Studying in Britain – for Shanti Behari Seth it would have been an obvious choice, as for many young, educated Indians. He was connected to the country through a cultural network based on family ties. And because of its colonial ties to India, he would have had an easy time with the language.
Seth’s family were not poor, but they were not rich enough to fund his preferred choice of studying in England. The young man opted instead for Berlin, although he could not speak a word of German and had been told the Germans were a harsh and not altogether welcoming people.
On his first night in the German capital he got hopelessly lost, mixing up Charlottenburg and Friedrichstraße train stations. But a passerby helped the confused young man and explained to him “in perfect English” where he needed to go. A good start in the strange city.
The story played out in 1931 and is taken from Vikram Seth’s epic double biography “Two Lives,” about his Indian great-uncle and his German-Jewish wife.
What offers itself as a model of great literature, because dramatic historical and personal developments are told through these two characters, could – and should – finally become an everyday occurrence in Berlin: Immigration from parts of the world traditionally connected with 20th century European colonial powers, whose people still prefer to move to big cities in their own countries.
And despite complaints over rising rents and gentrification, life in Berlin today is still much cheaper than in London. That could be one argument for families from those countries’ growing middle classes to send their children over here to study rather than to the UK.
Berlin’s hype alone is not enough

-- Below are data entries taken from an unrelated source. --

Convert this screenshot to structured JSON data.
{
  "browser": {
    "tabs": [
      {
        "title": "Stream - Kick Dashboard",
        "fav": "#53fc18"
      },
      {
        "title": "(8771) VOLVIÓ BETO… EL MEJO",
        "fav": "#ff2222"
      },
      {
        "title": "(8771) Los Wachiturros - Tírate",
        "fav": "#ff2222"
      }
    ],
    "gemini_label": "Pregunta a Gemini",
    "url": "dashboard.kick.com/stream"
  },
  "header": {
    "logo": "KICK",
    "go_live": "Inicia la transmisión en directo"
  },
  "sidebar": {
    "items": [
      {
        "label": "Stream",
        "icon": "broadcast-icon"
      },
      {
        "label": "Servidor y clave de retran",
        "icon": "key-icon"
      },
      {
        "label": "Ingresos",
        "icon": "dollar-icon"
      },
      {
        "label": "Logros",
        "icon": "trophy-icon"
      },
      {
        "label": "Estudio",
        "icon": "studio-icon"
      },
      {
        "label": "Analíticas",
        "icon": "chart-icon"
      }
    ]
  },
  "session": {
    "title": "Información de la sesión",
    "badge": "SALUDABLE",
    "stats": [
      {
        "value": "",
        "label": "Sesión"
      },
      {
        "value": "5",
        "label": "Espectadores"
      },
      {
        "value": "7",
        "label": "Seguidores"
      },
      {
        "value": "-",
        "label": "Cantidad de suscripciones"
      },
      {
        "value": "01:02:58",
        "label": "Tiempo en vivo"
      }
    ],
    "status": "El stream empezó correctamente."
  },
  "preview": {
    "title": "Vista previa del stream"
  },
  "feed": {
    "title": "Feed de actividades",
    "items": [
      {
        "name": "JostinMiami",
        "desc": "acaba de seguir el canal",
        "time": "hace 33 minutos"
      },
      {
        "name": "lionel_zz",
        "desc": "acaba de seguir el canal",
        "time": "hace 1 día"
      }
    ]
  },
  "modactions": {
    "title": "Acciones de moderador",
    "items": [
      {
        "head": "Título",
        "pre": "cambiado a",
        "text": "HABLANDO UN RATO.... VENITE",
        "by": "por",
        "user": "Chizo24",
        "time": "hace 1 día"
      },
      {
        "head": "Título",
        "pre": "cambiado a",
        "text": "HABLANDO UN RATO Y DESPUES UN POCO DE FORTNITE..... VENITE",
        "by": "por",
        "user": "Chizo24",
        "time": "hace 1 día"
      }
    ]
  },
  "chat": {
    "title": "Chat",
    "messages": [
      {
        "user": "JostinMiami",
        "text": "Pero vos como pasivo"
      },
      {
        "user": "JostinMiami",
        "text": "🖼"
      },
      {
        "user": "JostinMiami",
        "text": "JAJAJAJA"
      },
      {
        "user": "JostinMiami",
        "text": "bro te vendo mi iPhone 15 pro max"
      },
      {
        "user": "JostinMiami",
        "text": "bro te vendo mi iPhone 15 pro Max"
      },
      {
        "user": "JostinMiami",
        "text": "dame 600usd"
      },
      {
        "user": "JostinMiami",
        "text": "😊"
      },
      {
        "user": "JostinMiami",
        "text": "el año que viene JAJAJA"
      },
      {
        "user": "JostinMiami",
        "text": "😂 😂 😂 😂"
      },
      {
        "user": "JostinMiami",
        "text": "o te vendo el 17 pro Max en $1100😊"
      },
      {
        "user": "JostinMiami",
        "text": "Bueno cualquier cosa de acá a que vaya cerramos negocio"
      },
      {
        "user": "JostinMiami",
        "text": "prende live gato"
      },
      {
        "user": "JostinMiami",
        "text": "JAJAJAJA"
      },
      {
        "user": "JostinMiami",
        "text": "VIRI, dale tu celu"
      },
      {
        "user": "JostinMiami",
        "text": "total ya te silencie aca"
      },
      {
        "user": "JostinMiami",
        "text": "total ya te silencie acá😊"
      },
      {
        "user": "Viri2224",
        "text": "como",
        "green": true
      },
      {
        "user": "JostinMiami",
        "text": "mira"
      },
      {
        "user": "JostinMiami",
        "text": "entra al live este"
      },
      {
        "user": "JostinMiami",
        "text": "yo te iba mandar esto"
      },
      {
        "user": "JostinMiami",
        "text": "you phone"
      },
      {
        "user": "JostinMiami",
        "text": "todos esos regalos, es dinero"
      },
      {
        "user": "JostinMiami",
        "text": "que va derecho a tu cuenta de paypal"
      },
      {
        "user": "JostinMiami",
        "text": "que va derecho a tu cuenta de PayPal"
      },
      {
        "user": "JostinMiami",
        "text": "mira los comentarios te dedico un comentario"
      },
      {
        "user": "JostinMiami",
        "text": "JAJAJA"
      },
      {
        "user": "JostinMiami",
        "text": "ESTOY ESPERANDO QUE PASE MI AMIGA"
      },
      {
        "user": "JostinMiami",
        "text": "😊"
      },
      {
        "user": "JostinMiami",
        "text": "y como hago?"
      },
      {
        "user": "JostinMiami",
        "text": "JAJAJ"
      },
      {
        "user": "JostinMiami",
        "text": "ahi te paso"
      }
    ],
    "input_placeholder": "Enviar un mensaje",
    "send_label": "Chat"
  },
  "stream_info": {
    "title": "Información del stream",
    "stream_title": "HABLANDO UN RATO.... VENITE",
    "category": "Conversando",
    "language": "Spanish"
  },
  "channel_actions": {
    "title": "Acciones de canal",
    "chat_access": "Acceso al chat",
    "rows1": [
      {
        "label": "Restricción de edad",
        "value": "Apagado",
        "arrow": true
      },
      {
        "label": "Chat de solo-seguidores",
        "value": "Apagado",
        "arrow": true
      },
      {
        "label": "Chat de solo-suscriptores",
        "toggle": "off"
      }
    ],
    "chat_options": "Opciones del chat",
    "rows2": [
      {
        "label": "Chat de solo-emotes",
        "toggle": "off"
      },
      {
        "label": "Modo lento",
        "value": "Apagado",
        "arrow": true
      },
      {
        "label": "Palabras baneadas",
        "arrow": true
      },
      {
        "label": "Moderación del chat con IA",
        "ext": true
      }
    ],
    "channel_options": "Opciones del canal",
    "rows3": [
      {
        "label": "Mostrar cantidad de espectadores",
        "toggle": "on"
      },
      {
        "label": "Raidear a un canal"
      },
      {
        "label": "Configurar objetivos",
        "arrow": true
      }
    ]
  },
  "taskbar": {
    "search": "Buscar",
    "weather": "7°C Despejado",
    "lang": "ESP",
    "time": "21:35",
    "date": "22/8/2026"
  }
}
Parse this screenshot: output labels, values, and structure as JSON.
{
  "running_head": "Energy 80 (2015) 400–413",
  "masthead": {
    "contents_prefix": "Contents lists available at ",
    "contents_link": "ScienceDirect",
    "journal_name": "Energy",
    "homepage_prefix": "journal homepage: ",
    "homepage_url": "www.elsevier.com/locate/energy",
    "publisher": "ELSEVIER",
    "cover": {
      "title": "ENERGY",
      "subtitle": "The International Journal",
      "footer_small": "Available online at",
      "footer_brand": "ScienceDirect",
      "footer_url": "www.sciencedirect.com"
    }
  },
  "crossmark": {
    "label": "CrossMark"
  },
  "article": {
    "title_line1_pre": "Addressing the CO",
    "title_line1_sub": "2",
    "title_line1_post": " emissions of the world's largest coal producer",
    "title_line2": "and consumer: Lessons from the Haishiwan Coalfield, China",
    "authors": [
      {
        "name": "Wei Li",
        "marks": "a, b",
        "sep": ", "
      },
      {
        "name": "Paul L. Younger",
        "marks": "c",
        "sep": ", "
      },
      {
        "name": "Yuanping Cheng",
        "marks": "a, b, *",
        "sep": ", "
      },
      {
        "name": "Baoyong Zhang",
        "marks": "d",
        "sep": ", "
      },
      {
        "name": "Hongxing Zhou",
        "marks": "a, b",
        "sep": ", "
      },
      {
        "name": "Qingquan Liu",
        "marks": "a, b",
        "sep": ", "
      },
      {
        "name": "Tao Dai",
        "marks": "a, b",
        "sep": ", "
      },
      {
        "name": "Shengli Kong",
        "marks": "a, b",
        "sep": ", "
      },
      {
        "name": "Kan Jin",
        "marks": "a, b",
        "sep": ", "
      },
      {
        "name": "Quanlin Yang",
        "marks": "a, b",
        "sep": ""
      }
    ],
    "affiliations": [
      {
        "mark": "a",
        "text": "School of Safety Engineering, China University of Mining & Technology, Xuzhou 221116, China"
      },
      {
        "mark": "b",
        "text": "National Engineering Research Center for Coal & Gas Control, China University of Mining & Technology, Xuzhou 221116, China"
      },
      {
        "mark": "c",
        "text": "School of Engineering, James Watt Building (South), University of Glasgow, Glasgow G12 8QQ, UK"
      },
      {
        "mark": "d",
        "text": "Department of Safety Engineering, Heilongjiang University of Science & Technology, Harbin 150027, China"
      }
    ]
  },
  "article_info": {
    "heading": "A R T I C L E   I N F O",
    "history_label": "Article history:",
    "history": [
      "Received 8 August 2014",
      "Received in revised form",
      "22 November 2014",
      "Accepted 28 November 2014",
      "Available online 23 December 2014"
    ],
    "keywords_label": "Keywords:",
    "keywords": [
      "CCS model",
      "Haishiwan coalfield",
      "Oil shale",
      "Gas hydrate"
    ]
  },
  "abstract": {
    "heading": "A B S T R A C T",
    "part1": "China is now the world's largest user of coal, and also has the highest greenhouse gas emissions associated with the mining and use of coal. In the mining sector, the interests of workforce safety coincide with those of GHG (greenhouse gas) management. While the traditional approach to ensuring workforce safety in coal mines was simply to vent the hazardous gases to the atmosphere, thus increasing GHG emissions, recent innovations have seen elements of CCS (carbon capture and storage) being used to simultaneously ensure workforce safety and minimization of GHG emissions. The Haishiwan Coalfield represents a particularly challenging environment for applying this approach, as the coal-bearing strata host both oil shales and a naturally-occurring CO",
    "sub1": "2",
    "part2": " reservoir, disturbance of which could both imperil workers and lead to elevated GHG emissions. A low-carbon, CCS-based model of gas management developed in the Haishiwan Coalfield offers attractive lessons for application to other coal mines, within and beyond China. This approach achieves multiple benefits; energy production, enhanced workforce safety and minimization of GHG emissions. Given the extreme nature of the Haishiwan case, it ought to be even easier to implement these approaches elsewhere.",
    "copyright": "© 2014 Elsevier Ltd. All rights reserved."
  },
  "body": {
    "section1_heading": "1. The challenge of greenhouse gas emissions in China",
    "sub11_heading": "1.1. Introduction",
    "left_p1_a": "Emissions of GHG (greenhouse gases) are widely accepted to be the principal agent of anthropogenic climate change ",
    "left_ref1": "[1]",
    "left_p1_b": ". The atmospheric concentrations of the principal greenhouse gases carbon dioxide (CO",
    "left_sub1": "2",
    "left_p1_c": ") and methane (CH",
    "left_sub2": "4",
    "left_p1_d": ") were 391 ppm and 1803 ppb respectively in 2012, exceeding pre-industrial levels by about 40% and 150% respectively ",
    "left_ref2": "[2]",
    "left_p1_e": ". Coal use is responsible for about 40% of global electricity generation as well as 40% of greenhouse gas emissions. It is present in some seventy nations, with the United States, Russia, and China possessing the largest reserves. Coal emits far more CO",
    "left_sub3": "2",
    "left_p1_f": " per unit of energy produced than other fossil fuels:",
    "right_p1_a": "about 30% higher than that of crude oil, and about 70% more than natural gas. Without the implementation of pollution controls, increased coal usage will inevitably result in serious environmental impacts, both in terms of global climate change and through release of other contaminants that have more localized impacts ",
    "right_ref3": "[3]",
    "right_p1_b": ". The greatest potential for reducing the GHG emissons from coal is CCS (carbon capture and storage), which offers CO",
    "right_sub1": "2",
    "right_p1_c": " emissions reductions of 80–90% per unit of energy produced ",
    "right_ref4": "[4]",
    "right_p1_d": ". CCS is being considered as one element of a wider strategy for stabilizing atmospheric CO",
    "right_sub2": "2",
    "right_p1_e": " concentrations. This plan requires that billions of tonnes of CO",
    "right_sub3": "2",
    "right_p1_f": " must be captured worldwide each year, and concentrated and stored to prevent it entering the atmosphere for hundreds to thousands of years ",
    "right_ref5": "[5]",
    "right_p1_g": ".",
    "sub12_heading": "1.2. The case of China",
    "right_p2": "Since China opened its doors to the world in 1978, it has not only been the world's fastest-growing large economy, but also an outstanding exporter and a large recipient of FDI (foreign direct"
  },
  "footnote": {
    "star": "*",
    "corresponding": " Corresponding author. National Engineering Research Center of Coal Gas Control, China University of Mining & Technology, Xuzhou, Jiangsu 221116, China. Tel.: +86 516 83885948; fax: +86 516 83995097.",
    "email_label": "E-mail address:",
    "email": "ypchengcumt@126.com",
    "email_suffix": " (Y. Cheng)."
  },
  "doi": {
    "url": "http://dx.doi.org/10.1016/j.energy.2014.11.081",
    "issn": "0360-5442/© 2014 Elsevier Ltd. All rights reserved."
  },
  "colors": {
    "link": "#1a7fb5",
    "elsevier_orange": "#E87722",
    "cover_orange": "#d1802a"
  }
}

Germany needs more immigration, more people to work as skilled employees in companies, more people who start their own businesses, more people to pay into the country’s pension fund.
With its global attractiveness and high living standards, Berlin above everywhere else in Germany is best placed in the fight for the world’s brightest brains. It is not enough for Berlin to attract artists and creatives. The city needs technicians and business types if it is going to progress economically.
The main obstacle is probably the language. German is not a world language and never will be. The incentive worldwide to learn German is quite small. If we accept this as a fact without any cultural arrogance, it would be a smart next step for Berlin to switch over one of its three large universities strictly to English, the lingua franca of our time. Not even Chinese or Spanish is unlikely to unseat English any time soon.
All lectures and seminars could be offered in English. If this language barrier were removed, not only more students, but also more foreign researchers and lecturers would choose to come to Berlin.
Despite the global hype surrounding the city, the German capital is still not the international metropolis it could be two decades after the fall of the Berlin Wall.
“The city is full of students,” wrote American Clayton McCleskey in the Taggesspiegel when he was living in Berlin on a Fullbright Journalism scholarship. “But have you ever looked into the university canteen in the FU [Free University]? The students are practically all white. It can’t go on like this.”
Just how widespread this provincial attitudes towards outsiders in our supposedly hip 21st-century Berlin was described by the journalist Hani Yousuf in her blog under the headline: “Why I left Berlin for Karachi.”
As an educated and professional Pakistani woman, Yousuf said she had been mostly treated as an exotic foreigner and had cut a strange figure in “arty-bourgeois Berlin” in the almost exclusively white areas of the city in which she lived.
“Sometimes, I want to cover myself with a burqa,” she wrote, referring to how people would turn around to look at her.
An English university would be a first step toward making others like her a bit less exotic in Berlin.